__Component data from apps and pages__
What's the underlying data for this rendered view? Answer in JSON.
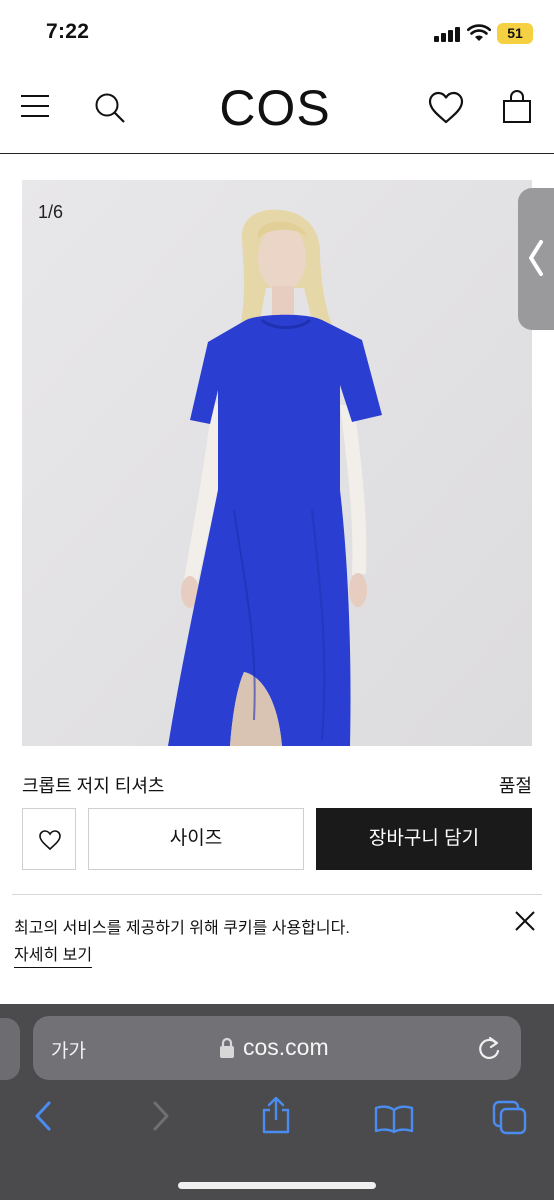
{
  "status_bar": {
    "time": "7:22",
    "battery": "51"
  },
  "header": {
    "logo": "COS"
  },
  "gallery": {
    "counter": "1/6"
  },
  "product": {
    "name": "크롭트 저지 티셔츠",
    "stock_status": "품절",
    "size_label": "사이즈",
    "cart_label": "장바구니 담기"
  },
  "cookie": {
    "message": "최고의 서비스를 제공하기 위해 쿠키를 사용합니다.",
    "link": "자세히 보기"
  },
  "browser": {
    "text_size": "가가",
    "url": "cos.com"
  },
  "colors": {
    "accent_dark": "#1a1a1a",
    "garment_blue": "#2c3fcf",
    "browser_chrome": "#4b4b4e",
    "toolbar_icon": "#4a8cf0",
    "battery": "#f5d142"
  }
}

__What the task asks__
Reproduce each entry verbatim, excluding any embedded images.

__Completed exercise__
What's the underlying data for this rendered view? Answer in JSON.
{
  "status_bar": {
    "time": "7:22",
    "battery": "51"
  },
  "header": {
    "logo": "COS"
  },
  "gallery": {
    "counter": "1/6"
  },
  "product": {
    "name": "크롭트 저지 티셔츠",
    "stock_status": "품절",
    "size_label": "사이즈",
    "cart_label": "장바구니 담기"
  },
  "cookie": {
    "message": "최고의 서비스를 제공하기 위해 쿠키를 사용합니다.",
    "link": "자세히 보기"
  },
  "browser": {
    "text_size": "가가",
    "url": "cos.com"
  },
  "colors": {
    "accent_dark": "#1a1a1a",
    "garment_blue": "#2c3fcf",
    "browser_chrome": "#4b4b4e",
    "toolbar_icon": "#4a8cf0",
    "battery": "#f5d142"
  }
}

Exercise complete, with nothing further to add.